§ Work required:
Copy all lines below exactly as written. Leave pictures out.

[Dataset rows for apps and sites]

[Start of section]

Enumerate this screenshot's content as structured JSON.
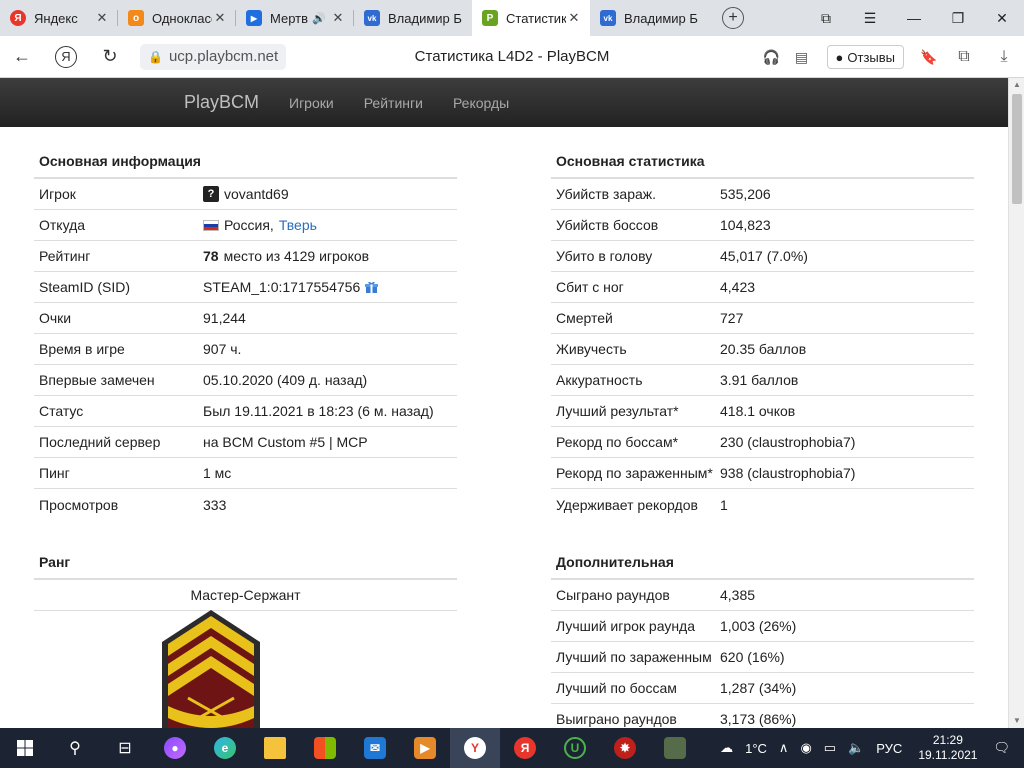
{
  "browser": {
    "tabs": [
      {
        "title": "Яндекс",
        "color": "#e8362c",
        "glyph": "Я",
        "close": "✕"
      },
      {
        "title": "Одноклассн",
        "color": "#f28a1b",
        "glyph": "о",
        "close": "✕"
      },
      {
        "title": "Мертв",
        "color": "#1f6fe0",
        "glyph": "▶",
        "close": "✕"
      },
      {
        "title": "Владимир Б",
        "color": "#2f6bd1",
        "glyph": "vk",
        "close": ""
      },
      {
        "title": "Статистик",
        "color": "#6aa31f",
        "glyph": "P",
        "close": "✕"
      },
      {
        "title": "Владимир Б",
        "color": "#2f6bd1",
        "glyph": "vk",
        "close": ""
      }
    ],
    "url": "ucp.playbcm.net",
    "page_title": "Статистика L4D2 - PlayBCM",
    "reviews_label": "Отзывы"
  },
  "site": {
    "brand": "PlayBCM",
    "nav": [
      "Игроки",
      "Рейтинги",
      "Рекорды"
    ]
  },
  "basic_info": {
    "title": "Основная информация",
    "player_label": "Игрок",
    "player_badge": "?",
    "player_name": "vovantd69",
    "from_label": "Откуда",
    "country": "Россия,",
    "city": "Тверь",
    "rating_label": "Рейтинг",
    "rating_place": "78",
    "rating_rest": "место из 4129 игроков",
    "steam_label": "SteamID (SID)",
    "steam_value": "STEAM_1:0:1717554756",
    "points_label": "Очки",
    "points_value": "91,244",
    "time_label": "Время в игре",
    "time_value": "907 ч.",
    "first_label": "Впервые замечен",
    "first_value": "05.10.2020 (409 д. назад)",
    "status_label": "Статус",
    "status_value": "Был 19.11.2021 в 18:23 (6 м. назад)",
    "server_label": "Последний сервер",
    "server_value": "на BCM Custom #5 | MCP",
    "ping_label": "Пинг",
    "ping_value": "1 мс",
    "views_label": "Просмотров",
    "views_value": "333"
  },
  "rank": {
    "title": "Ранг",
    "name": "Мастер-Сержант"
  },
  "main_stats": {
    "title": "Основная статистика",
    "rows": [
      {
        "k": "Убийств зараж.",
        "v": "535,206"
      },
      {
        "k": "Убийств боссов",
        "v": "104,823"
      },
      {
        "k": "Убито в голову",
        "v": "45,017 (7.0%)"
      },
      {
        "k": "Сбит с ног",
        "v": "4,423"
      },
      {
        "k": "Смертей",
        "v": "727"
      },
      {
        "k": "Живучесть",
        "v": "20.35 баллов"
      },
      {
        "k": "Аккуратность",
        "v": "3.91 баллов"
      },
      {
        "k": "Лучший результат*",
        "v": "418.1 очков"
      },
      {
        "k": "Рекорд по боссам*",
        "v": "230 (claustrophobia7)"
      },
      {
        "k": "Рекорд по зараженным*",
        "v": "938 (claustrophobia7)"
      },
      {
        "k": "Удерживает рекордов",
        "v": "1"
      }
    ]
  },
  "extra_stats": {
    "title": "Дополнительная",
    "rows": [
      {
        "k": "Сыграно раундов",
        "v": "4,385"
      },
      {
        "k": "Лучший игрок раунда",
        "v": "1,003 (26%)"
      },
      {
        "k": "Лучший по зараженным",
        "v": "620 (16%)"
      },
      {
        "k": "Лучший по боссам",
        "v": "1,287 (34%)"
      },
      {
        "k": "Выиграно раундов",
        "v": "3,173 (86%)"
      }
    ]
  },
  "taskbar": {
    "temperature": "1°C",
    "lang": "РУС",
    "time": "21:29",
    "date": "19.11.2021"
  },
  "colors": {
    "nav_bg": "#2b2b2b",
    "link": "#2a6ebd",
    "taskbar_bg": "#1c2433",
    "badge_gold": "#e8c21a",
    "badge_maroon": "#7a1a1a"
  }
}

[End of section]

§ Written response:
Enumerate this screenshot's content as structured JSON.
{
  "browser": {
    "tabs": [
      {
        "title": "Яндекс",
        "color": "#e8362c",
        "glyph": "Я",
        "close": "✕"
      },
      {
        "title": "Одноклассн",
        "color": "#f28a1b",
        "glyph": "о",
        "close": "✕"
      },
      {
        "title": "Мертв",
        "color": "#1f6fe0",
        "glyph": "▶",
        "close": "✕"
      },
      {
        "title": "Владимир Б",
        "color": "#2f6bd1",
        "glyph": "vk",
        "close": ""
      },
      {
        "title": "Статистик",
        "color": "#6aa31f",
        "glyph": "P",
        "close": "✕"
      },
      {
        "title": "Владимир Б",
        "color": "#2f6bd1",
        "glyph": "vk",
        "close": ""
      }
    ],
    "url": "ucp.playbcm.net",
    "page_title": "Статистика L4D2 - PlayBCM",
    "reviews_label": "Отзывы"
  },
  "site": {
    "brand": "PlayBCM",
    "nav": [
      "Игроки",
      "Рейтинги",
      "Рекорды"
    ]
  },
  "basic_info": {
    "title": "Основная информация",
    "player_label": "Игрок",
    "player_badge": "?",
    "player_name": "vovantd69",
    "from_label": "Откуда",
    "country": "Россия,",
    "city": "Тверь",
    "rating_label": "Рейтинг",
    "rating_place": "78",
    "rating_rest": "место из 4129 игроков",
    "steam_label": "SteamID (SID)",
    "steam_value": "STEAM_1:0:1717554756",
    "points_label": "Очки",
    "points_value": "91,244",
    "time_label": "Время в игре",
    "time_value": "907 ч.",
    "first_label": "Впервые замечен",
    "first_value": "05.10.2020 (409 д. назад)",
    "status_label": "Статус",
    "status_value": "Был 19.11.2021 в 18:23 (6 м. назад)",
    "server_label": "Последний сервер",
    "server_value": "на BCM Custom #5 | MCP",
    "ping_label": "Пинг",
    "ping_value": "1 мс",
    "views_label": "Просмотров",
    "views_value": "333"
  },
  "rank": {
    "title": "Ранг",
    "name": "Мастер-Сержант"
  },
  "main_stats": {
    "title": "Основная статистика",
    "rows": [
      {
        "k": "Убийств зараж.",
        "v": "535,206"
      },
      {
        "k": "Убийств боссов",
        "v": "104,823"
      },
      {
        "k": "Убито в голову",
        "v": "45,017 (7.0%)"
      },
      {
        "k": "Сбит с ног",
        "v": "4,423"
      },
      {
        "k": "Смертей",
        "v": "727"
      },
      {
        "k": "Живучесть",
        "v": "20.35 баллов"
      },
      {
        "k": "Аккуратность",
        "v": "3.91 баллов"
      },
      {
        "k": "Лучший результат*",
        "v": "418.1 очков"
      },
      {
        "k": "Рекорд по боссам*",
        "v": "230 (claustrophobia7)"
      },
      {
        "k": "Рекорд по зараженным*",
        "v": "938 (claustrophobia7)"
      },
      {
        "k": "Удерживает рекордов",
        "v": "1"
      }
    ]
  },
  "extra_stats": {
    "title": "Дополнительная",
    "rows": [
      {
        "k": "Сыграно раундов",
        "v": "4,385"
      },
      {
        "k": "Лучший игрок раунда",
        "v": "1,003 (26%)"
      },
      {
        "k": "Лучший по зараженным",
        "v": "620 (16%)"
      },
      {
        "k": "Лучший по боссам",
        "v": "1,287 (34%)"
      },
      {
        "k": "Выиграно раундов",
        "v": "3,173 (86%)"
      }
    ]
  },
  "taskbar": {
    "temperature": "1°C",
    "lang": "РУС",
    "time": "21:29",
    "date": "19.11.2021"
  },
  "colors": {
    "nav_bg": "#2b2b2b",
    "link": "#2a6ebd",
    "taskbar_bg": "#1c2433",
    "badge_gold": "#e8c21a",
    "badge_maroon": "#7a1a1a"
  }
}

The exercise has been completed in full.